1 By 1988 I had already spent about ten years working in the UK and New York mainly for newspapers, magazines and book publishers.
I arrived in the UK in 1978, having done an illustration degree at Philadelphia College of Art. My illustration teacher there, Al Gold, who also taught the Quay Brothers, thought I should follow in their footsteps and head for The Royal College of Art illustration course. So I took his advice and after a few months of backpacking settled in London and started the course. At the same time, I started doing the rounds with my portfolio to the newspapers and magazines first and then to a smattering of book publishers. I managed to get a couple of jobs a month, which kept me afloat through college. Afterwards, I headed to New York and spent a year freelancing there. Then back to the UK until 1988 when my husband and I headed to New York where I carried on doing editorial features and book covers on both sides of the Atlantic for about six years and then came back again to the UK.
2 I started art school as a sculpture major then switched to illustration because I wanted to do more drawing. I didn’t really fit into the commercial illustration mould and soon found myself at odds with the course. I finished though by winning the Illustration prize in my year somehow by doing something rather unconventional. This side of me was embraced by the Royal College of Art, which in 1978 was busy pushing the boundaries of what was considered illustration. I rode high on the crest of that wave of ‘radical’ illustration until it subsided.
3 This wave was also being supported by an enlightened group of art directors who also were enjoying free reign at their various publishing houses and were able to provide a platform for the illustrators. So naturally, it was a happy union of more ‘radical’ illustrators and art directors.
4 Everything changed with the internet and the availability of stock imagery. It seemed that the pendulum swung towards using photography instead of illustration.
5 I particularly loved doing the book covers for Penguin, Picador, Pandora, etc. Particularly ‘On the Black Hill’ by Bruce Chatwin, the Penguin covers for Camus and Kafka. Also, Longmans asked me to illustrate the ‘Blind Watchmaker’ by Richard Dawkins, I made 13 black and white monoprints for the chapter headings and the cover. New Scientist magazine covers were another particular favourite as they gave me a chance to do science-related themes. Then I moved into children’s’ books, which was the last oasis for illustrators.
[Optional!] I had a whale of a time making pictures for fascinating projects.
Find Liz’s stunning work, and more about her career, here.
1 In 1988, I was in the flow with editorial commissions, feeling inspired, positive about the direction my work was taking, and open to all possibilities to make a difference in the world as an artist. It was exciting to receive these opportunities to do work I enjoyed, to share it out there in the world, and to paid for this. I treated commissions with the same focused commitment and intensity that I did my own personal work. I was also teaching illustration part-time at the BFA level in various art colleges.

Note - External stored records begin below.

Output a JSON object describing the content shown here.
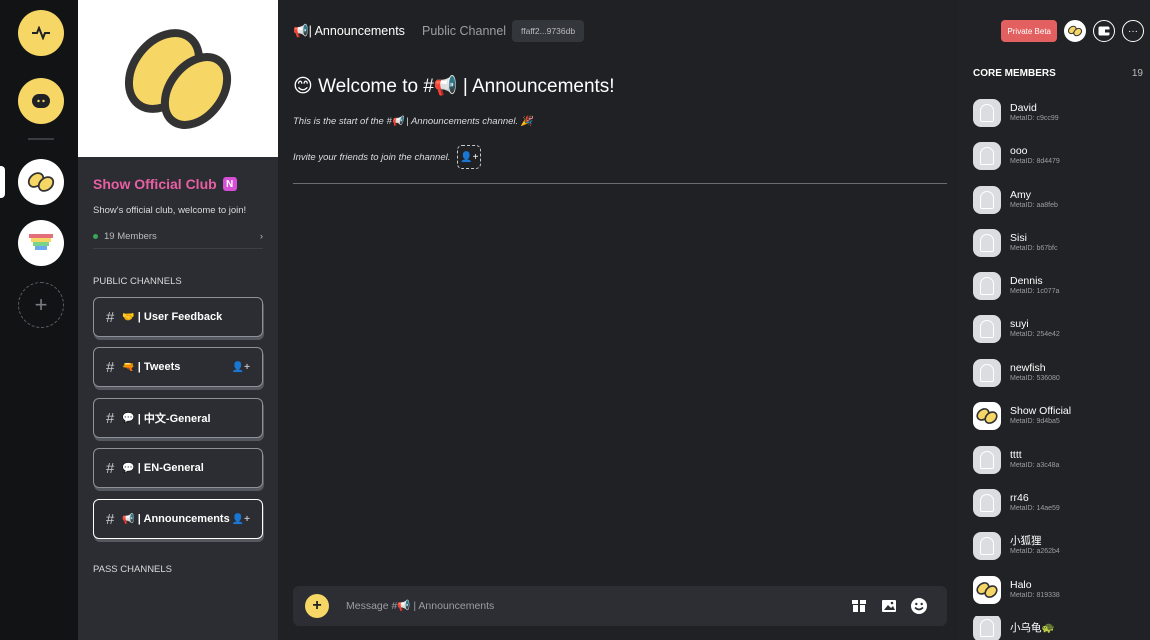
{
  "rail": {
    "add_label": "+"
  },
  "sidebar": {
    "club_name": "Show Official Club",
    "club_badge": "N",
    "club_description": "Show's official club, welcome to join!",
    "members_count": "19 Members",
    "members_chevron": "›",
    "public_channels_title": "PUBLIC CHANNELS",
    "pass_channels_title": "PASS CHANNELS",
    "channels": [
      {
        "hash": "#",
        "emoji": "🤝",
        "label": "| User Feedback"
      },
      {
        "hash": "#",
        "emoji": "🔫",
        "label": "| Tweets",
        "add_user_icon": "👤+"
      },
      {
        "hash": "#",
        "emoji": "💬",
        "label": "| 中文-General"
      },
      {
        "hash": "#",
        "emoji": "💬",
        "label": "| EN-General"
      },
      {
        "hash": "#",
        "emoji": "📢",
        "label": "| Announcements",
        "add_user_icon": "👤+"
      }
    ]
  },
  "header": {
    "channel_title": "📢| Announcements",
    "channel_type": "Public Channel",
    "channel_id": "ffaff2...9736db"
  },
  "chat": {
    "welcome": "😊 Welcome to #📢 | Announcements!",
    "start_line": "This is the start of the #📢 | Announcements channel. 🎉",
    "invite_line": "Invite your friends to join the channel.",
    "invite_icon": "👤+"
  },
  "composer": {
    "plus_label": "+",
    "placeholder": "Message #📢 | Announcements"
  },
  "topright": {
    "beta_label": "Private Beta",
    "more_label": "···"
  },
  "members": {
    "title": "CORE MEMBERS",
    "count": "19",
    "list": [
      {
        "name": "David",
        "metaid": "MetaID: c9cc99"
      },
      {
        "name": "ooo",
        "metaid": "MetaID: 8d4479"
      },
      {
        "name": "Amy",
        "metaid": "MetaID: aa8feb"
      },
      {
        "name": "Sisi",
        "metaid": "MetaID: b67bfc"
      },
      {
        "name": "Dennis",
        "metaid": "MetaID: 1c077a"
      },
      {
        "name": "suyi",
        "metaid": "MetaID: 254e42"
      },
      {
        "name": "newfish",
        "metaid": "MetaID: 536080"
      },
      {
        "name": "Show Official",
        "metaid": "MetaID: 9d4ba5"
      },
      {
        "name": "tttt",
        "metaid": "MetaID: a3c48a"
      },
      {
        "name": "rr46",
        "metaid": "MetaID: 14ae59"
      },
      {
        "name": "小狐狸",
        "metaid": "MetaID: a262b4"
      },
      {
        "name": "Halo",
        "metaid": "MetaID: 819338"
      },
      {
        "name": "小乌龟🐢",
        "metaid": ""
      }
    ]
  },
  "colors": {
    "accent_yellow": "#f6d664",
    "club_pink": "#e85fa4",
    "beta_red": "#e26160"
  }
}
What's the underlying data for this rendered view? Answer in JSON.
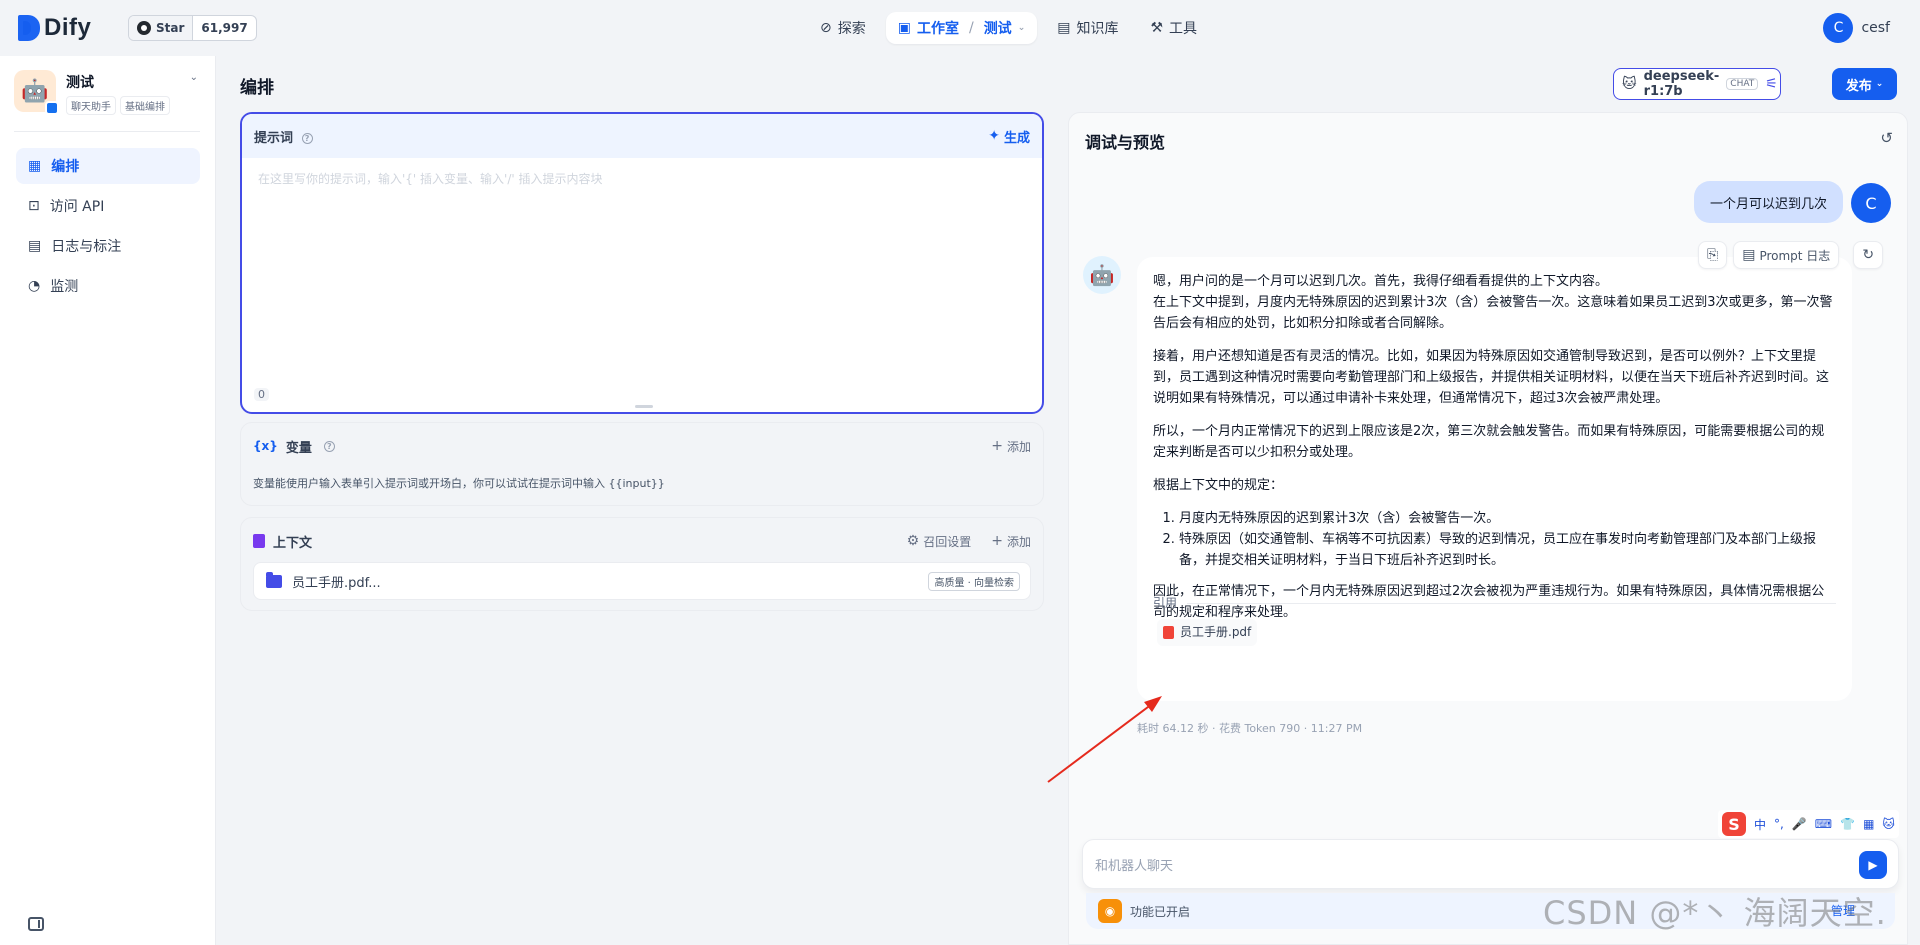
{
  "header": {
    "brand": "Dify",
    "github": {
      "star_label": "Star",
      "count": "61,997"
    },
    "nav": [
      {
        "label": "探索"
      },
      {
        "label": "工作室",
        "sub": "测试"
      },
      {
        "label": "知识库"
      },
      {
        "label": "工具"
      }
    ],
    "user": {
      "initial": "C",
      "name": "cesf"
    }
  },
  "sidebar": {
    "app": {
      "name": "测试",
      "tags": [
        "聊天助手",
        "基础编排"
      ]
    },
    "items": [
      {
        "label": "编排",
        "active": true
      },
      {
        "label": "访问 API"
      },
      {
        "label": "日志与标注"
      },
      {
        "label": "监测"
      }
    ]
  },
  "main": {
    "title": "编排",
    "model": {
      "name": "deepseek-r1:7b",
      "mode": "CHAT"
    },
    "publish_label": "发布"
  },
  "prompt": {
    "title": "提示词",
    "generate_label": "生成",
    "placeholder": "在这里写你的提示词，输入'{' 插入变量、输入'/' 插入提示内容块",
    "count": "0"
  },
  "variables": {
    "title": "变量",
    "add_label": "添加",
    "description": "变量能使用户输入表单引入提示词或开场白，你可以试试在提示词中输入 {{input}}"
  },
  "context": {
    "title": "上下文",
    "recall_label": "召回设置",
    "add_label": "添加",
    "item": {
      "name": "员工手册.pdf...",
      "badge": "高质量 · 向量检索"
    }
  },
  "debug": {
    "title": "调试与预览",
    "user_initial": "C",
    "user_message": "一个月可以迟到几次",
    "toolbar": {
      "prompt_log": "Prompt 日志"
    },
    "answer": {
      "paragraphs": [
        "嗯，用户问的是一个月可以迟到几次。首先，我得仔细看看提供的上下文内容。\n在上下文中提到，月度内无特殊原因的迟到累计3次（含）会被警告一次。这意味着如果员工迟到3次或更多，第一次警告后会有相应的处罚，比如积分扣除或者合同解除。",
        "接着，用户还想知道是否有灵活的情况。比如，如果因为特殊原因如交通管制导致迟到，是否可以例外？上下文里提到，员工遇到这种情况时需要向考勤管理部门和上级报告，并提供相关证明材料，以便在当天下班后补齐迟到时间。这说明如果有特殊情况，可以通过申请补卡来处理，但通常情况下，超过3次会被严肃处理。",
        "所以，一个月内正常情况下的迟到上限应该是2次，第三次就会触发警告。而如果有特殊原因，可能需要根据公司的规定来判断是否可以少扣积分或处理。",
        "根据上下文中的规定："
      ],
      "list": [
        "月度内无特殊原因的迟到累计3次（含）会被警告一次。",
        "特殊原因（如交通管制、车祸等不可抗因素）导致的迟到情况，员工应在事发时向考勤管理部门及本部门上级报备，并提交相关证明材料，于当日下班后补齐迟到时长。"
      ],
      "conclusion": "因此，在正常情况下，一个月内无特殊原因迟到超过2次会被视为严重违规行为。如果有特殊原因，具体情况需根据公司的规定和程序来处理。",
      "citation_label": "引用",
      "citation_file": "员工手册.pdf"
    },
    "meta": "耗时 64.12 秒 · 花费 Token 790 · 11:27 PM",
    "input_placeholder": "和机器人聊天",
    "feature_label": "功能已开启",
    "manage_label": "管理"
  },
  "overlay": {
    "ime": [
      "S",
      "中",
      "°,",
      "🎤",
      "⌨",
      "👕",
      "▦",
      "🐱"
    ],
    "watermark": "CSDN @*丶 海阔天空."
  },
  "colors": {
    "accent": "#155eef",
    "border_active": "#444ce7"
  }
}
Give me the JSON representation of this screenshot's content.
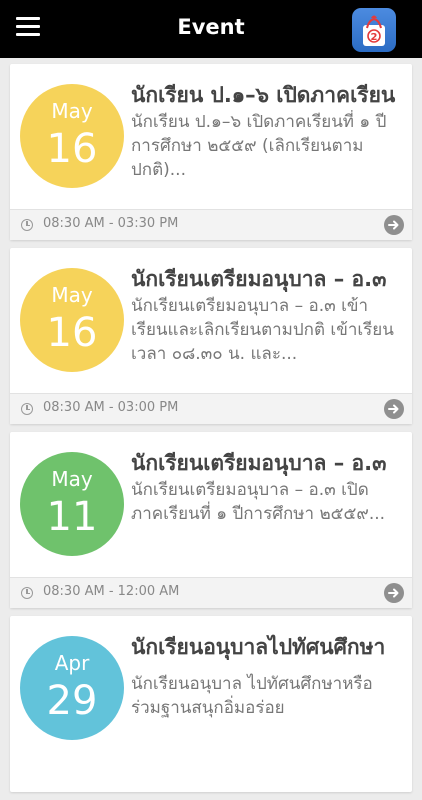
{
  "header": {
    "title": "Event",
    "menu_icon": "hamburger-menu-icon",
    "app_icon": "school-app-icon",
    "app_icon_badge": "2"
  },
  "events": [
    {
      "month": "May",
      "day": "16",
      "color": "#f6d35a",
      "title": "นักเรียน ป.๑–๖ เปิดภาคเรียน",
      "description": "นักเรียน ป.๑–๖ เปิดภาคเรียนที่ ๑ ปีการศึกษา ๒๕๕๙ (เลิกเรียนตามปกติ)...",
      "time": "08:30 AM - 03:30 PM"
    },
    {
      "month": "May",
      "day": "16",
      "color": "#f6d35a",
      "title": "นักเรียนเตรียมอนุบาล – อ.๓",
      "description": "นักเรียนเตรียมอนุบาล – อ.๓ เข้าเรียนและเลิกเรียนตามปกติ เข้าเรียน เวลา ๐๘.๓๐ น. และ...",
      "time": "08:30 AM - 03:00 PM"
    },
    {
      "month": "May",
      "day": "11",
      "color": "#6fc26c",
      "title": "นักเรียนเตรียมอนุบาล – อ.๓",
      "description": "นักเรียนเตรียมอนุบาล – อ.๓ เปิดภาคเรียนที่ ๑ ปีการศึกษา ๒๕๕๙...",
      "time": "08:30 AM - 12:00 AM"
    },
    {
      "month": "Apr",
      "day": "29",
      "color": "#62c3da",
      "title": "นักเรียนอนุบาลไปทัศนศึกษา",
      "description": "นักเรียนอนุบาล ไปทัศนศึกษาหรือ ร่วมฐานสนุกอิ่มอร่อย",
      "time": ""
    }
  ]
}
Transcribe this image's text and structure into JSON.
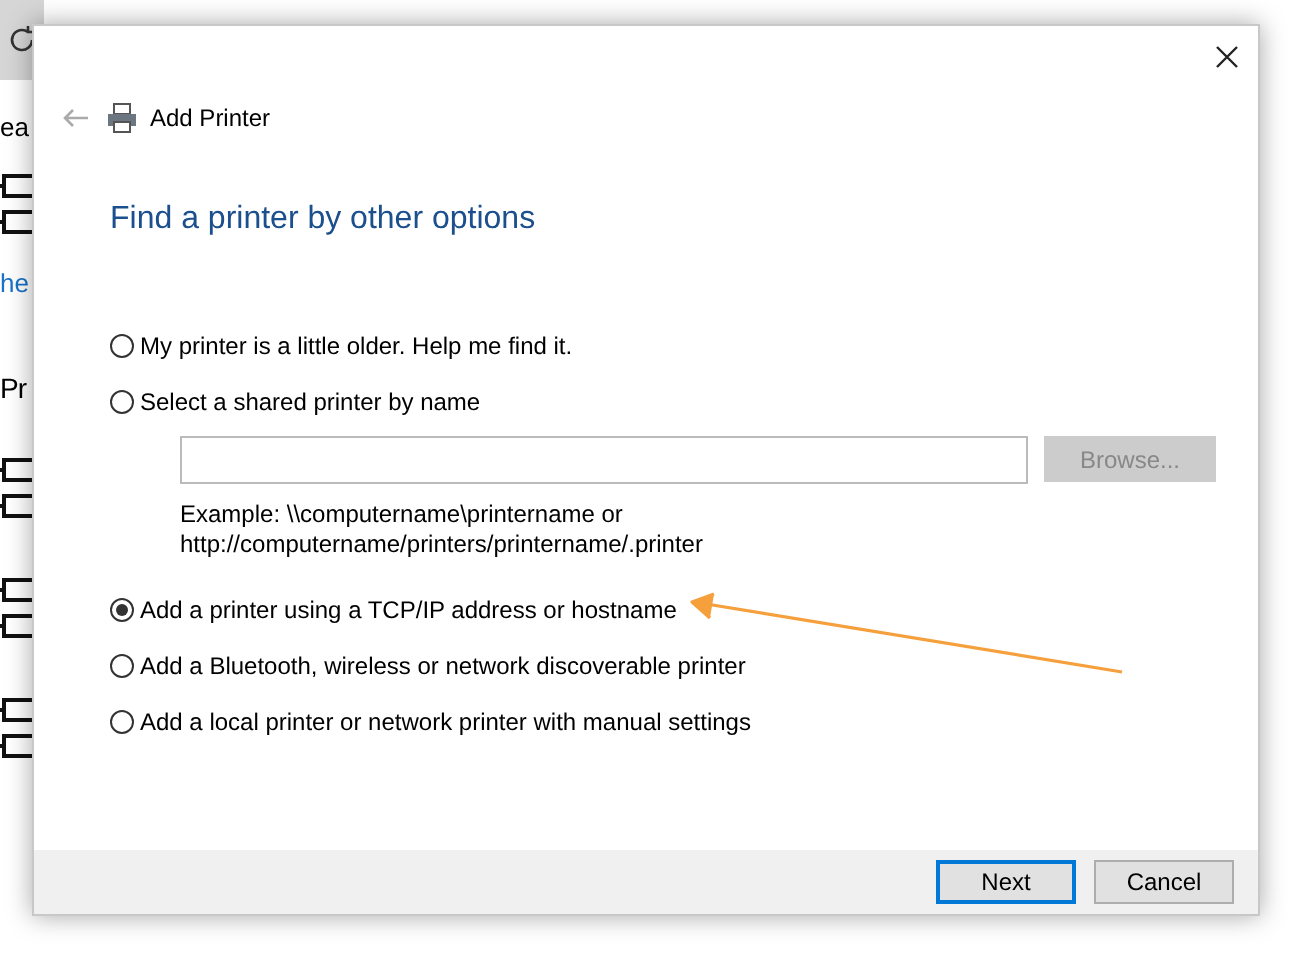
{
  "background": {
    "items": [
      {
        "kind": "text",
        "text": "ea"
      },
      {
        "kind": "device"
      },
      {
        "kind": "link",
        "text": "he"
      },
      {
        "kind": "heading",
        "text": "Pr"
      },
      {
        "kind": "device"
      },
      {
        "kind": "device"
      },
      {
        "kind": "device"
      }
    ]
  },
  "dialog": {
    "title": "Add Printer",
    "heading": "Find a printer by other options",
    "options": [
      {
        "kind": "plain",
        "label": "My printer is a little older. Help me find it.",
        "selected": false
      },
      {
        "kind": "shared",
        "label": "Select a shared printer by name",
        "selected": false,
        "browse_button": "Browse...",
        "browse_disabled": true,
        "example_lines": [
          "Example: \\\\computername\\printername or",
          "http://computername/printers/printername/.printer"
        ]
      },
      {
        "kind": "plain",
        "label": "Add a printer using a TCP/IP address or hostname",
        "selected": true
      },
      {
        "kind": "plain",
        "label": "Add a Bluetooth, wireless or network discoverable printer",
        "selected": false
      },
      {
        "kind": "plain",
        "label": "Add a local printer or network printer with manual settings",
        "selected": false
      }
    ],
    "buttons": [
      {
        "label": "Next",
        "default": true
      },
      {
        "label": "Cancel",
        "default": false
      }
    ]
  }
}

2 As an illustration student, I benefited from being given time and space to explore, experiment, and follow my intuition.
3 I completely enjoyed the opportunity that going around with my portfolio gave me to meet and interact with people.
4 Yes, the world of publishing has changed and moved increasingly from the printed page to the computer screen. I think they call it a digital revolution?
5 My favourite commission was an advertising campaign. It was thrilling to see my illustrations displayed as a series of enormous posters across the entire London Underground for at least an entire year. These same images were also featured as full-page advertisements in numerous magazines, Sunday supplements, and on postcards.
[Optional!] My art has been a vocation and a way of life. I don’t draw a line between art and illustration. Work is play and play is work.
For Carolyn, image-making is truly a vocation. If she was unsatisfied by a piece of work, she would re-do it, even if it meant coming back into the magazine office at night and “stealing’ it back! You can see some of her beguiling work here.